EXERCISE AIM> Pull each line with the string "Club" from the entries.

****************************************

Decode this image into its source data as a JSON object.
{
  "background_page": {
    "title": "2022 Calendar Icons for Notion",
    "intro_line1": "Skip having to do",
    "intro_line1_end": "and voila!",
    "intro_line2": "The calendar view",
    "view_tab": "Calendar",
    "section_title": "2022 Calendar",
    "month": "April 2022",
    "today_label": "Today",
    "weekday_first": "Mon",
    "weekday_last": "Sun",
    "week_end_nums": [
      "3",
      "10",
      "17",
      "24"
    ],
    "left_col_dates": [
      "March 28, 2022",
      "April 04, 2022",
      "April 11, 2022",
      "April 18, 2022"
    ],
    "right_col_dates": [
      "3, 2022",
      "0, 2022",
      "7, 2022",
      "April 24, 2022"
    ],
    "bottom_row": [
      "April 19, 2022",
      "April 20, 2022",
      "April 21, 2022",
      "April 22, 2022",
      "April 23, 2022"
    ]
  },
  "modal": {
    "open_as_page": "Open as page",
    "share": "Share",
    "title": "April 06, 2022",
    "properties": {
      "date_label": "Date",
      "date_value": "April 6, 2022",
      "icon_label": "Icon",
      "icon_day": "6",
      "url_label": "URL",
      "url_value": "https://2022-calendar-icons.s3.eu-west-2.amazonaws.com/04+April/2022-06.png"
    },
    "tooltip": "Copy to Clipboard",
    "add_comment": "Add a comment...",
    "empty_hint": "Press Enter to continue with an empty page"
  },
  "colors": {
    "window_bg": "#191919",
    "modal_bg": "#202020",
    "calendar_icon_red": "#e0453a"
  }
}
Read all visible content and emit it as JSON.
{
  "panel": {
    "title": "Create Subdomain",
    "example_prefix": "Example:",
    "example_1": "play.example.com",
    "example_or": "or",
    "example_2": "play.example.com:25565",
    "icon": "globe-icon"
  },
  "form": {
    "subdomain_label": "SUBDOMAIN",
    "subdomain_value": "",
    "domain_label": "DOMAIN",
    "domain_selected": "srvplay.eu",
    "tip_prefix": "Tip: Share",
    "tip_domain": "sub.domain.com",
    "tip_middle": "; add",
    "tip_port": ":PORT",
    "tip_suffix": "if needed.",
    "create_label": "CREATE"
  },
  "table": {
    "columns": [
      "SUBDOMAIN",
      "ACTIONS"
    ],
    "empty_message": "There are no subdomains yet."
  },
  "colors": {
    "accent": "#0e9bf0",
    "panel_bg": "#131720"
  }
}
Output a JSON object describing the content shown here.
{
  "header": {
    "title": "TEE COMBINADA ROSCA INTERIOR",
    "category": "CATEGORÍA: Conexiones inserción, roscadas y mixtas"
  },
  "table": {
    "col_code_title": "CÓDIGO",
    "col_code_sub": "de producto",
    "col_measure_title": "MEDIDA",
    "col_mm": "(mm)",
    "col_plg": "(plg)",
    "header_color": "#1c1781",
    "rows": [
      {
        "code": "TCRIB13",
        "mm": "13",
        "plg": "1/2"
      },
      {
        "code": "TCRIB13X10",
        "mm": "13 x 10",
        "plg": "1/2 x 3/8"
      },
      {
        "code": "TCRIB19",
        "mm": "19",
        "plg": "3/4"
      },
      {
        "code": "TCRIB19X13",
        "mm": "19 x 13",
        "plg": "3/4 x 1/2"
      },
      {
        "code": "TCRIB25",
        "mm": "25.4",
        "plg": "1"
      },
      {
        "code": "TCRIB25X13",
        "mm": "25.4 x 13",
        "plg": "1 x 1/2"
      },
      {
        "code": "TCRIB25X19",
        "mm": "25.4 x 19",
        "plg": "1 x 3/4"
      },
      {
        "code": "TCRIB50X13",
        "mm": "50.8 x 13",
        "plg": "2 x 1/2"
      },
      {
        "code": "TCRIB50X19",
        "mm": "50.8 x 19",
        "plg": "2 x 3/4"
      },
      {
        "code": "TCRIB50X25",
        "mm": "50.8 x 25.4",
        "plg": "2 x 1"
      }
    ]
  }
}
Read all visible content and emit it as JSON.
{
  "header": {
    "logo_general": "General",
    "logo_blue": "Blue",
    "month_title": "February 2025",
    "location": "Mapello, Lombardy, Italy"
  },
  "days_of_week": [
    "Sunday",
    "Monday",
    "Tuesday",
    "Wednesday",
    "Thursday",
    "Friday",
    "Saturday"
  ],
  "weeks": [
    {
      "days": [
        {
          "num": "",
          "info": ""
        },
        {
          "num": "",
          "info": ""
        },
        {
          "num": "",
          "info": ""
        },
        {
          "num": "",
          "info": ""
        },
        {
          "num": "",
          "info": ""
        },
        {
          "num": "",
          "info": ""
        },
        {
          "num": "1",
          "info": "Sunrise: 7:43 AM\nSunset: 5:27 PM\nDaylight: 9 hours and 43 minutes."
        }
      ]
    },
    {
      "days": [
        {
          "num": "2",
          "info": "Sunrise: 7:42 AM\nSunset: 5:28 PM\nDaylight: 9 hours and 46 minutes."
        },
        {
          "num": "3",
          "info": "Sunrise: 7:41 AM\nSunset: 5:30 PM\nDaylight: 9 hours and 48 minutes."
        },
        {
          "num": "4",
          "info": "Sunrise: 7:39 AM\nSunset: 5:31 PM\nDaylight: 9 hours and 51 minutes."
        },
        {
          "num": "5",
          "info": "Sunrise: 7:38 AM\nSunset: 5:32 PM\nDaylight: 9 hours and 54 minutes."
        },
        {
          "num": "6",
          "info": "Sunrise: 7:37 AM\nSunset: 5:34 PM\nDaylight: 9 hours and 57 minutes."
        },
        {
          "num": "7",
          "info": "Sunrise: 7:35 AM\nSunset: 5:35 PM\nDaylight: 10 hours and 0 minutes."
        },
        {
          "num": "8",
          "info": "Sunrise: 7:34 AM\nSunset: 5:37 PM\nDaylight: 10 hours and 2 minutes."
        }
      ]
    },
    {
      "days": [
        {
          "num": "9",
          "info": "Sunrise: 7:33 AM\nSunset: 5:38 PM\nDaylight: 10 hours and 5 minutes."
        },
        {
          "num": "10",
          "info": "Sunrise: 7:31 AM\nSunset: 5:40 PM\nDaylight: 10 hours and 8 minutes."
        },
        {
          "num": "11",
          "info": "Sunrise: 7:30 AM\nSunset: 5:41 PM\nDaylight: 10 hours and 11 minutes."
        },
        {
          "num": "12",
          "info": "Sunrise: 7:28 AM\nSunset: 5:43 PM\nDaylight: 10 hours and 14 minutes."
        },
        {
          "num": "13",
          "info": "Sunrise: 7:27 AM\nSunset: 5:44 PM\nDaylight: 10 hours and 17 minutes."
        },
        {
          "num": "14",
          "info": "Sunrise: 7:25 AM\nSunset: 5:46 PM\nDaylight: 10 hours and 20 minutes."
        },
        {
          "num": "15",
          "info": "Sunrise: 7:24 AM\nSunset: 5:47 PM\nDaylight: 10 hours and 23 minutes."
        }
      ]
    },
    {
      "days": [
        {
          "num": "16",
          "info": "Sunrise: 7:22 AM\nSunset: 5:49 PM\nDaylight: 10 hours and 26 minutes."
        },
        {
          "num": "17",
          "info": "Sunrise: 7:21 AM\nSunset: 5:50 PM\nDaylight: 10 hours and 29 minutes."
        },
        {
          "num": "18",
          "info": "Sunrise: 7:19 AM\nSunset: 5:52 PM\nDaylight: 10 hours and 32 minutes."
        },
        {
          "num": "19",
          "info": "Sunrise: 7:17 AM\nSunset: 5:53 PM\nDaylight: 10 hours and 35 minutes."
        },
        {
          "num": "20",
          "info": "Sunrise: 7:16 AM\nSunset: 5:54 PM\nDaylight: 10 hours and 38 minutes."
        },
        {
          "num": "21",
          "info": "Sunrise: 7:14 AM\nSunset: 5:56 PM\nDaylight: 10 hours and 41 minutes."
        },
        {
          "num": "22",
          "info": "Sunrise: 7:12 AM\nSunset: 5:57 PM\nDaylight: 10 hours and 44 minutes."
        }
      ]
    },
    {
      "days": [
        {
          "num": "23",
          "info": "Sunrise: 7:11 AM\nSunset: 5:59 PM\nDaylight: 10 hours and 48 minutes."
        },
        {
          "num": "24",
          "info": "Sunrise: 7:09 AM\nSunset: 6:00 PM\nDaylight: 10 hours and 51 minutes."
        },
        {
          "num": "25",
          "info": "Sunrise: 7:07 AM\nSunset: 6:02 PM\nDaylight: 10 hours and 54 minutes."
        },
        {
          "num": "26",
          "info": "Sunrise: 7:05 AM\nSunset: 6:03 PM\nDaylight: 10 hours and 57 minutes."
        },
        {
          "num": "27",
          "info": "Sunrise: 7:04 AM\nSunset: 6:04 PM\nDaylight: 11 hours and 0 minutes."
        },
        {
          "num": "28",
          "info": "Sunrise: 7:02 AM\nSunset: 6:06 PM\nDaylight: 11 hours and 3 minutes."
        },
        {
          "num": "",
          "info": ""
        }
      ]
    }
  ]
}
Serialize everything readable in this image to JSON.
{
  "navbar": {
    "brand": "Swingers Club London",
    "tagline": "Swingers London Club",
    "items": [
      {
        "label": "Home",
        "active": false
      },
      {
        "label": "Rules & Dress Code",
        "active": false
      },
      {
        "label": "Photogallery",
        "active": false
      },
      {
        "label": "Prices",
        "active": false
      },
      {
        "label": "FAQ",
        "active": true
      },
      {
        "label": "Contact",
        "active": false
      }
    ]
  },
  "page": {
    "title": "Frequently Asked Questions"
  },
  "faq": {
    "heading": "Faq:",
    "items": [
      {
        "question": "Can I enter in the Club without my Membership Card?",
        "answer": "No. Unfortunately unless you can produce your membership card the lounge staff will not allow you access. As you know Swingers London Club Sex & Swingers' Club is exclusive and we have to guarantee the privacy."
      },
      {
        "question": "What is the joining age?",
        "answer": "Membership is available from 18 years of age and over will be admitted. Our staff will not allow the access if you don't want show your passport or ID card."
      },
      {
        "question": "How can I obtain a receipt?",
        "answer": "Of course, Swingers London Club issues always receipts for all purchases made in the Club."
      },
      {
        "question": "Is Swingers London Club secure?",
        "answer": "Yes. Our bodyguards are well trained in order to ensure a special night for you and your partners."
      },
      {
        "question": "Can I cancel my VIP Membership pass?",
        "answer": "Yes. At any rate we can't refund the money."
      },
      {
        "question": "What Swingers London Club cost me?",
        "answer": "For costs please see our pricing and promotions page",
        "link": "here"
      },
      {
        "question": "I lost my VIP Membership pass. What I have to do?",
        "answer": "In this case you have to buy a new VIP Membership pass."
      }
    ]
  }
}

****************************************

TASK OUTPUT>
    "brand": "Swingers Club London",
    "tagline": "Swingers London Club",
        "question": "Can I enter in the Club without my Membership Card?",
        "answer": "No. Unfortunately unless you can produce your membership card the lounge staff will not allow you access. As you know Swingers London Club Sex & Swingers' Club is exclusive and we have to guarantee the privacy."
        "answer": "Of course, Swingers London Club issues always receipts for all purchases made in the Club."
        "question": "Is Swingers London Club secure?",
        "question": "What Swingers London Club cost me?",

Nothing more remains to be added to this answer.